Development of market ecosystem, policy support and the capability of the ICT companies have made Bangladesh an attractive destination for ICT outsourcing. Now the question is: how much of the attractive market can Bangladesh grab?

The global ICT market was valued approximately at $556 billion in 2020 and is expected to reach $937 billion by 2027. Still, the software development, web development, application support and management, mobile application development, technical support, help desk, graphics design, and image processing are the dominant areas for ICT outsourcing.

The ICT industry is taking steps to grab this attractive market. One of the potential markets is Japan.

According to the Japan International Cooperation Agency, there will be a shortage of 500,000 qualified engineers in Japan by 2025. If Bangladesh can supply one fifth of the total requirements through ICT outsourcing model, it will be a game-changer for the economy of Bangladesh. 

The BASIS, the apex trade body for the ICT sector, has established the Japan Desk to promote ICT services in the Japanese market. Within one and a half years of the launch of the desk, it has already received good response from the Japanese counterpart.

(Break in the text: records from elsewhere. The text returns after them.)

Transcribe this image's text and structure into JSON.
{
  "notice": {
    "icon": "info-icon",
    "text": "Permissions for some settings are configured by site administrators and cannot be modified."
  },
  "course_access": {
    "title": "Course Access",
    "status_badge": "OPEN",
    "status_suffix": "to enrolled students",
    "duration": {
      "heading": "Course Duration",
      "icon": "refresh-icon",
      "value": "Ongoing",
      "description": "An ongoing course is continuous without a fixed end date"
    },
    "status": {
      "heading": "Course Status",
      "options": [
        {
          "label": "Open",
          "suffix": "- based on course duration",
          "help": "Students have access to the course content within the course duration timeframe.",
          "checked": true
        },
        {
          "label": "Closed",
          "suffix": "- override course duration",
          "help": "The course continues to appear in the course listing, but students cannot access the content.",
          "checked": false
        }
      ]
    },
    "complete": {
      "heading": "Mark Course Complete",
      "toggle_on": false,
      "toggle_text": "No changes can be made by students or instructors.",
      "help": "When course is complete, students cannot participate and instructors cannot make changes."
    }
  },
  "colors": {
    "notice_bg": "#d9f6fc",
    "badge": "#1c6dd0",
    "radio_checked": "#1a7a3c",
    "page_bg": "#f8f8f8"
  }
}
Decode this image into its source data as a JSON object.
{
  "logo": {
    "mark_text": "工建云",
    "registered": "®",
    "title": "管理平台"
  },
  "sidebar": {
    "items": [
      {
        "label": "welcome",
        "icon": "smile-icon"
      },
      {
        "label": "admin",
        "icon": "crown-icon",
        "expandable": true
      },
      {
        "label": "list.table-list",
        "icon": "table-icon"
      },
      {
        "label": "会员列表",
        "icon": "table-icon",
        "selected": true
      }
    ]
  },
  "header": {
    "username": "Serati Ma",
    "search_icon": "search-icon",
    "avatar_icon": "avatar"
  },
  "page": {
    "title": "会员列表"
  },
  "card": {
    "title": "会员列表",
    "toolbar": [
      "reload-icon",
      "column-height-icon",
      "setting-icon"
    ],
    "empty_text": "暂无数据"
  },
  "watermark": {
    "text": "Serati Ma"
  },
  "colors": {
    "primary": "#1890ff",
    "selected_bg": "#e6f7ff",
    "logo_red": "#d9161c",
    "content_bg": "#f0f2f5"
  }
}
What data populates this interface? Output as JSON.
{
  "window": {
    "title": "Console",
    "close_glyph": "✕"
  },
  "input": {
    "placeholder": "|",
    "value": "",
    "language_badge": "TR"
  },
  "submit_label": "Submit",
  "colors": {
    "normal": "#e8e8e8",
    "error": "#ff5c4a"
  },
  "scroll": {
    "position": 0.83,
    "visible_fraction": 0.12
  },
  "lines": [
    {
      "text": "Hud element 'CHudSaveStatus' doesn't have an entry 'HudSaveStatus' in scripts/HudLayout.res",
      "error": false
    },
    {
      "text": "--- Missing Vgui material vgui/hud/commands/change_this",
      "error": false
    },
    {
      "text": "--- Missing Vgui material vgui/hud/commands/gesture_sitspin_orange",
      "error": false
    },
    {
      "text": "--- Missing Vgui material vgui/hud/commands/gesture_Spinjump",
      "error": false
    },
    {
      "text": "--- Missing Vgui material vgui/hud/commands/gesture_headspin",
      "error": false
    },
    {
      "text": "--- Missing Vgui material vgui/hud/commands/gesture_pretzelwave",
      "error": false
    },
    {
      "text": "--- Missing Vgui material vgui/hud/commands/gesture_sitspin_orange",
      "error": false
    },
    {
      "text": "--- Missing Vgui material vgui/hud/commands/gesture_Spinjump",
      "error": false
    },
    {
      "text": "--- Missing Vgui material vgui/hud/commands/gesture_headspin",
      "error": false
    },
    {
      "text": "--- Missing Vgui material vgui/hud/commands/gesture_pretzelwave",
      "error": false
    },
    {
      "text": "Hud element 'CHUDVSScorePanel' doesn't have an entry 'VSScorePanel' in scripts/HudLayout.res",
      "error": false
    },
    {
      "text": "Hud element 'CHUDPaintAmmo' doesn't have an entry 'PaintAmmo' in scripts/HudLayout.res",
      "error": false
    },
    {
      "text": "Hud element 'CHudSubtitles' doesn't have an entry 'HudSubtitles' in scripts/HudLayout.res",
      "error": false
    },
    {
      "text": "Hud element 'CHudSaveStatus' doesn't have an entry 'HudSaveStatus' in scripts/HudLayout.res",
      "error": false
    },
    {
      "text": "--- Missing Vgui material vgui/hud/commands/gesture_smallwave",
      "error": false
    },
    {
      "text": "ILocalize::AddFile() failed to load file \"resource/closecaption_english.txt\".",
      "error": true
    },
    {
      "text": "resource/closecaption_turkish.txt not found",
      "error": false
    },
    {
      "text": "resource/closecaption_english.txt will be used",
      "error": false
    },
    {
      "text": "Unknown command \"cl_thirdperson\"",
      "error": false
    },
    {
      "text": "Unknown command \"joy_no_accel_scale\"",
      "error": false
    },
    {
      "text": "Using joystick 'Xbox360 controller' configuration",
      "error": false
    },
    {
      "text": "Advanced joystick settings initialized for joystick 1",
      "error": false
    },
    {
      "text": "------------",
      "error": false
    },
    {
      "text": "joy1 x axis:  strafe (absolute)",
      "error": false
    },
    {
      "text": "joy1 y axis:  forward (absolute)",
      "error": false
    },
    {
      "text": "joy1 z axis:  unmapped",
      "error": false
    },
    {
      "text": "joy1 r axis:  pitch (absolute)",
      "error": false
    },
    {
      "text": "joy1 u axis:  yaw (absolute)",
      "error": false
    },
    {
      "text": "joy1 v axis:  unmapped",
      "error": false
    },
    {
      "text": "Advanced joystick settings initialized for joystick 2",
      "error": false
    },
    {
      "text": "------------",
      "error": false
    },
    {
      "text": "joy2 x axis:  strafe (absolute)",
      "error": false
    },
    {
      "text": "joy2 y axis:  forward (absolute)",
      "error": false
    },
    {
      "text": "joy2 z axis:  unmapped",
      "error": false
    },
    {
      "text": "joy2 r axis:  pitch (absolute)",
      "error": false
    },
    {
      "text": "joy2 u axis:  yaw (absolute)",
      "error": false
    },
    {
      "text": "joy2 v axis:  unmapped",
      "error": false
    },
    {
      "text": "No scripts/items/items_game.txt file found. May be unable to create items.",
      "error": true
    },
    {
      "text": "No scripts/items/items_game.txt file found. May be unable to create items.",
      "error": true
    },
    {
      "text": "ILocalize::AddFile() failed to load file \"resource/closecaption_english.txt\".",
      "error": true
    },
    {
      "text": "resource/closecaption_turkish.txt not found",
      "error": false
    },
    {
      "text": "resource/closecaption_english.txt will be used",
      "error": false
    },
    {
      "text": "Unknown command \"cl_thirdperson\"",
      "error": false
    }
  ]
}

After the success story of the Japan Desk, the BASIS is now planning to establish four more desks in four continents. One will be in the US, one in Europe (either the UK or the Netherlands), one in the United Arab Emirates, and one in Africa. The introduction of the desks will certainly lift Bangladesh to the next level.

But in order to achieve the $5-billion export target by 2025, setting up ICT desks will not be enough. The government and the ICT industry should take a holistic approach to achieve the target.

Country branding is still a crucial factor and the government must focus on it. Bangladesh needs to arrange regular seminars, fairs and roadshows to promote the ICT industry and its capability.

Apart from offline media, it’s high time to use online and social media as well. We need to make promotional videos and video clips highlighting the success stories of our ICT companies.

Another key brand promoter of our industry might be our non-resident Bangladeshi community. It’s a very proud matter for Bangladesh that many Bangladeshis are now working in many top companies in the US and Europe. Our ICT industry can utilise them to penetrate the market.

The example of India can be cited here. Many Indians are working in C-level positions in global companies, and whenever there is any requirement for software, they are straightway giving this opportunity to Indian IT companies. Bangladeshi NRB community can also follow the strategy of India and can help the country.

Another key market that Bangladesh should target is Africa and the countries that have just started their digitalisation mission like Bhutan, the Maldives, Uzbekistan, and Fiji. 

It’s a great advantage for Bangladesh that it has started the journey of implementing the e-governance service in 2009. Right now, there are 100 plus companies specialised in offering e-governance services.

Countries like Nigeria, Cameroon, Ghana, Rwanda and Kenya have begun their digitalisation process. If Bangladesh can take a government-to-government approach and promote the solutions that are already running in various ministries and departments in Bangladesh, there is a very good chance that Bangladesh can grab the market of the countries.

Another important step that the ICT industry should not forget is to prepare for the 4IR. It’s true that the outsourcing projects that we are getting are still related to conventional technologies. But in the near future, there will be a time when we will get most of the projects in the areas of artificial intelligence, blockchain, IOT, or Big Data. If we can’t make our companies competent for those technologies or can’t develop skilled human resources, we may lose the market.

The recent efforts of the government and the industry have already made Bangladesh an attractive ICT outsourcing destination. We have already walked a long path. Still, there is a long way to go. If the government and the industry work closely together and take the right step in the right time, our dream will no longer be a dream; rather it will become a reality.

The author is a director of the BASIS and the managing director of Dream71 Bangladesh Ltd.